(Items from an interface collection)
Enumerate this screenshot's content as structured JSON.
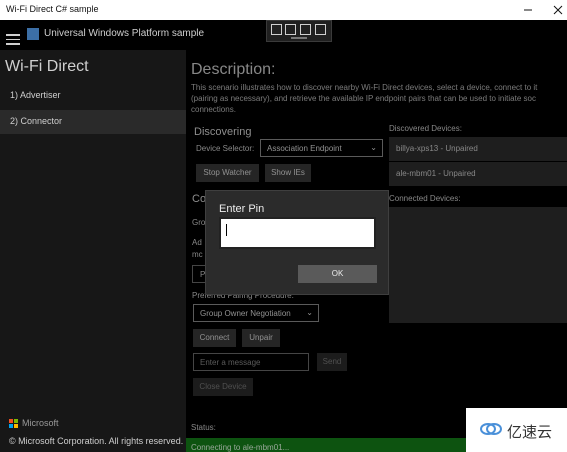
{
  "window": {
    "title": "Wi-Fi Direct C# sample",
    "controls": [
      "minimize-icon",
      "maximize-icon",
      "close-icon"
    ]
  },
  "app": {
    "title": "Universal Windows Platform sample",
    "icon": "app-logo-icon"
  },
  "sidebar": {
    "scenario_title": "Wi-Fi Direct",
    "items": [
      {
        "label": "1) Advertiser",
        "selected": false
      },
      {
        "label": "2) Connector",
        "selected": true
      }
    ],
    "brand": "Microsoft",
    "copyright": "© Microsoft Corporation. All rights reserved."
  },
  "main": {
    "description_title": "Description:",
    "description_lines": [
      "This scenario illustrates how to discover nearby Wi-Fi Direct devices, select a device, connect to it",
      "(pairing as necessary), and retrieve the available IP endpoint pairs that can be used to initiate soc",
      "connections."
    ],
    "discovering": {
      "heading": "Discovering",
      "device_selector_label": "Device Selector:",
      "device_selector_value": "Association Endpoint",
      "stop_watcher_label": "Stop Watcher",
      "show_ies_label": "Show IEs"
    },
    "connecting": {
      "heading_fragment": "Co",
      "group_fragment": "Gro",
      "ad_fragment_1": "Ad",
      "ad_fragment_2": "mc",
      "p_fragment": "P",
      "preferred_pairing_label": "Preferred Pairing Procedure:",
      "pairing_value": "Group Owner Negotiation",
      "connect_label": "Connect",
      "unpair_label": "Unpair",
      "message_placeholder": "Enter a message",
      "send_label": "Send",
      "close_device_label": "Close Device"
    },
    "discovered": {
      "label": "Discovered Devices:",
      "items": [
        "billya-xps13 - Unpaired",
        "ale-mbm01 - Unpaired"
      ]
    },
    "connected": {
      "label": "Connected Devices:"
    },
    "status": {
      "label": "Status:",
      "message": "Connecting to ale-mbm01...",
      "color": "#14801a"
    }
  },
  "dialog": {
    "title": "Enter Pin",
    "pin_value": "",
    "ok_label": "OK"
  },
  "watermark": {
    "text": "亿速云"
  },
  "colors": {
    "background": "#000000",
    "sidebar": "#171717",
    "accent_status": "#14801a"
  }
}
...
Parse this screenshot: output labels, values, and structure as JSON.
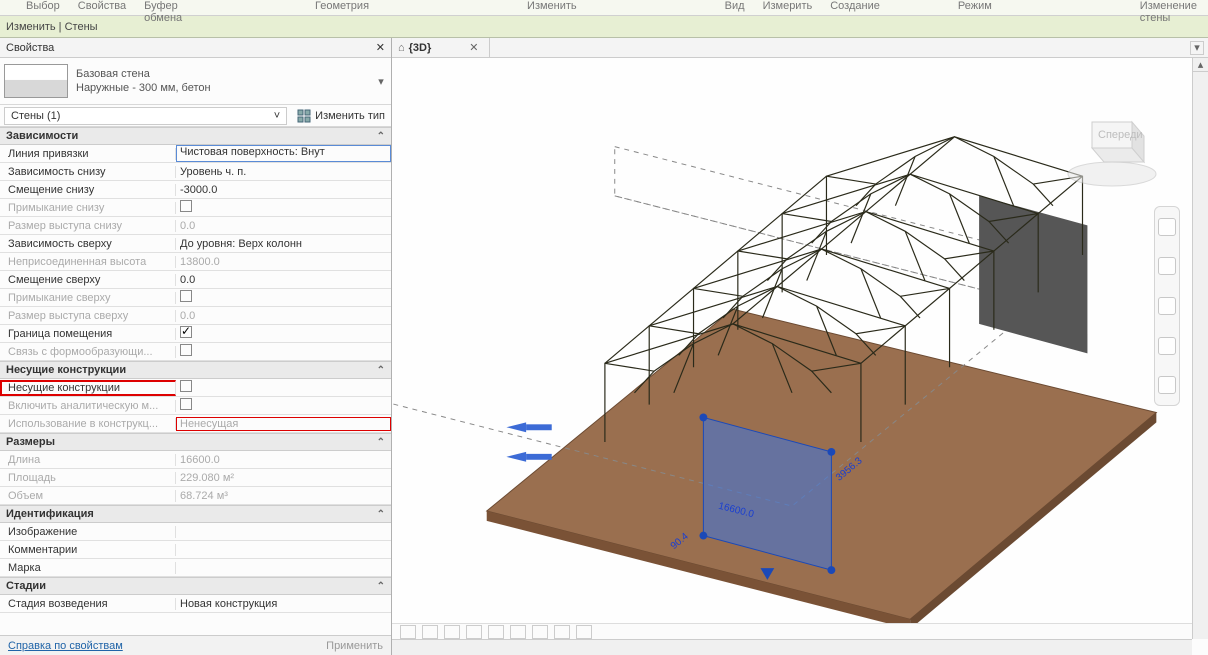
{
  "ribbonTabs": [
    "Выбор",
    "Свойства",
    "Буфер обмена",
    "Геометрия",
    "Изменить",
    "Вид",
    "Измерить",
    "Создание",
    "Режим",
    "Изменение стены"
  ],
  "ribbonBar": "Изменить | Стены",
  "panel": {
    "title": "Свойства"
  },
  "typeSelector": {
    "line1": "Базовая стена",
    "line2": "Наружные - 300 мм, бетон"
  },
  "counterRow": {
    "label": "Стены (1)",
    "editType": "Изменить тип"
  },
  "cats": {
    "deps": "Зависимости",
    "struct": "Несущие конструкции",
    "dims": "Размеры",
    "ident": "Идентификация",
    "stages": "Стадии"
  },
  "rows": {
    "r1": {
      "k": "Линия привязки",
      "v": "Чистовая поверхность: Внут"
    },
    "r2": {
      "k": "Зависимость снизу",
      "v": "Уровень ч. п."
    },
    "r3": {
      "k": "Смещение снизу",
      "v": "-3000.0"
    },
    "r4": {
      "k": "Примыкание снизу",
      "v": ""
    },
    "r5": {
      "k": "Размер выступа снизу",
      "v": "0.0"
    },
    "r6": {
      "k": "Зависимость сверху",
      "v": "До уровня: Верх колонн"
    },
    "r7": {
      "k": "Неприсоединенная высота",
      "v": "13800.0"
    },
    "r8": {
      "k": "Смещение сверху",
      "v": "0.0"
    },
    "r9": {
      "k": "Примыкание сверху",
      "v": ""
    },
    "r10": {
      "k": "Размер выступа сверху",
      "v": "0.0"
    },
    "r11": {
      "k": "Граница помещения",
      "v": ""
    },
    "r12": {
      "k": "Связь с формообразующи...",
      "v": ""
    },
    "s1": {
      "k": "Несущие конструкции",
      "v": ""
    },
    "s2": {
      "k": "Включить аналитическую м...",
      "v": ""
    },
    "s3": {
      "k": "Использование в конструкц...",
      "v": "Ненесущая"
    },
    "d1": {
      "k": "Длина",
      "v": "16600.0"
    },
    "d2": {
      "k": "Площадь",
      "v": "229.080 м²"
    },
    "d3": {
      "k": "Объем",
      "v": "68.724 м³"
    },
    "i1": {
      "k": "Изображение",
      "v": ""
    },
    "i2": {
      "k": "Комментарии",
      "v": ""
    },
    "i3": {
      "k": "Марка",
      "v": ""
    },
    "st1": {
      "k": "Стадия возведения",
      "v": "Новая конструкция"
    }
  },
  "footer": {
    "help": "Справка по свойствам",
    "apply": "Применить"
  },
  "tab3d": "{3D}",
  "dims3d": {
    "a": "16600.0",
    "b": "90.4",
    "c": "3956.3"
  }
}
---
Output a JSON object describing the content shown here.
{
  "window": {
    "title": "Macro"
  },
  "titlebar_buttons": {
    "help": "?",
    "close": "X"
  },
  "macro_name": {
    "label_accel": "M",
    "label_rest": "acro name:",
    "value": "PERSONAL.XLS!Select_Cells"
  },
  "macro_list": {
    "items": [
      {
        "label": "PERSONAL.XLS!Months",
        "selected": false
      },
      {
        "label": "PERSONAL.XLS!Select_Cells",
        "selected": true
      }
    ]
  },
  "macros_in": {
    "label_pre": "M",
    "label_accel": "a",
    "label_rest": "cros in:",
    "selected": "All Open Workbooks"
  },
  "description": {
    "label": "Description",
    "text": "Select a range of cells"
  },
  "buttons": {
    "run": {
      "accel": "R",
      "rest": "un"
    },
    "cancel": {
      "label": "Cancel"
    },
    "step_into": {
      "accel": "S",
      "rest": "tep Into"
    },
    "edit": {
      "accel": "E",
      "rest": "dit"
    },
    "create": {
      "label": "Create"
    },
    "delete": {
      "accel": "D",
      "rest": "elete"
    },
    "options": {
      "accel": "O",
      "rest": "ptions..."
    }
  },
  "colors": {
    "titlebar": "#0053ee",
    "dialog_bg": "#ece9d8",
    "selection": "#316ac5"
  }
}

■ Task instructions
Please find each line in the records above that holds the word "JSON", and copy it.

■ Answer for the task
Enumerate this screenshot's content as structured JSON.
Parse this screenshot: output labels, values, and structure as JSON.
Output a JSON object describing the content shown here.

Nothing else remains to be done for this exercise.